It occurs to me that that's an intersting case of sexism in language. There really isn't a proper female equivalent for sir.

I actually do think that men are privileged in many situation. Then, I think that white people are privileged too, and so are people who grew up with money. I think there are all kinds of privilege that intersect with each other in interesting ways.

Octogalore said...

"positions ... sex positive feminists as those crazy kids with the funny hair who need to stop pissing around and go out and get a real job"

So true, and ironic, because I think if you looked at it, the jobs are just as "real" in pretty much all senses of the word, on both sides. I'd love to know, in fact, what the spinster aunt really DOES.

Renegade Evolution said...

octo: except my job, where the work part is always put in quote marks, kind of like "feminists" who aren't "good" enough.

belledame222 said...

OG: she's a "gentleman farmer." formerly a restaurant critic.

Octogalore said...

BD: I had the sense both of those were more like pastimes. Not sources of income for bill-paying, the way most of us would view a job. Still, possibly I am mistaken and she is, as we speak, milking cows or pruning tomatoes.

Ren: I think what they're deliberately missing is that if it comes with having to be somewhere at a set time, projects, deadlines, and (hopefully) paychecks, it's a real job. Quacks like a duck, and so forth.

of course, in the radfem lexicon, various things that fit the definition above are still not real jobs. eg if it involves using femininity, it is not a real job. Further, if it involves using capitalism and succeeding (it's OK if you don't, then you're a victim of the P, which is a defensible stance), then it is not a real job.

So just like there can be REAL feminists and SPF feminists, there are also REAL jobs and SPF jobs.

Cassandra Says said...

Indeed, Octo is correct - if one exchanges labour for financial compensation, that is what is known as a job. The fact that one may not approve of that job does not mean that it is not in fact A JOB.
Except if one is an idiot.

Cassandra Says said...

Also...I really need to write something about radfem as a subculture that's a bit clearer than what I was babbling about at Trin's place when I was drunk. Because that's what all this boils down to really, radfem as a subculture, other feminists aren't allowed in because they aren't following the dress code.
Which would make sense if we were all teenagers, but amongst adults it's pretty pathetic really.

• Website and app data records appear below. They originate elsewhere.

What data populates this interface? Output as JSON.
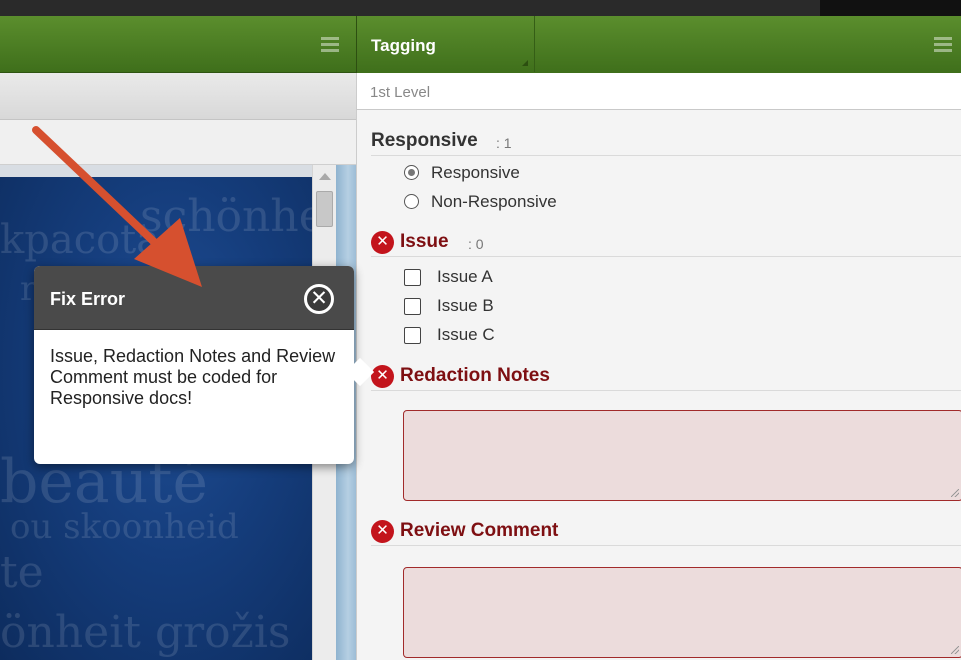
{
  "tagging_pane": {
    "title": "Tagging",
    "level_label": "1st Level",
    "fields": {
      "responsive": {
        "label": "Responsive",
        "count": ": 1",
        "options": [
          "Responsive",
          "Non-Responsive"
        ],
        "selected": "Responsive"
      },
      "issue": {
        "label": "Issue",
        "count": ": 0",
        "options": [
          "Issue A",
          "Issue B",
          "Issue C"
        ]
      },
      "redaction_notes": {
        "label": "Redaction Notes"
      },
      "review_comment": {
        "label": "Review Comment"
      }
    }
  },
  "error_popup": {
    "title": "Fix Error",
    "message": "Issue, Redaction Notes and Review Comment must be coded for Responsive docs!"
  },
  "colors": {
    "header_green": "#4f8126",
    "error_red": "#c3141c",
    "error_text": "#7e0f12",
    "arrow": "#d6502f"
  }
}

belledame222 said...

bzz bzz bzz!

belledame222 said...

actually as i understand it the quaint outdated term "gentleman farmer" means someone who doesn't do the labor himself; i assumed it was her tongue in cheek way of saying she's a gentlewoman of inherited property and leisure.

Ravenmn said...

"as those crazy kids with the funny hair who need to stop pissing around and go out and get a real job. "

Yeah, I do hear echoes of that "get a job!" heckling I receive whenever I participate in an antiwar rally. We are assumed to be lazy, disrespectful, uninterested in learning anything and unreasonably crticial. Oh, and totally into the menz.

Translation, please, for SPF.

Cassandra Says said...

Ravenm - Yep. It's the same dynamic playing itself out in a different situation. In both cases it's based on assumptions, and you know what they say about assumptions...
As for the SPF translation, you mean sex positive feminist? I'm not sure I've ever seen a good translation/descriptions of that one either. To whatever extent I'm describing myself that way it's more by comparison than anything else - kind of "well, clearly I'm not the OTHER kind of feminist".

PS The totally into the menz assumption is particularly funny when levelled at, say, Belle, who's really not that into the menz at all unless we're talking about the gay best friend, and I'm pretty sure that's not what they mean.

Ravenmn said...

SPF = Sex Positive Feminist!

That's what I missed. Duh!

I was totally stuck on sun screen. Heh.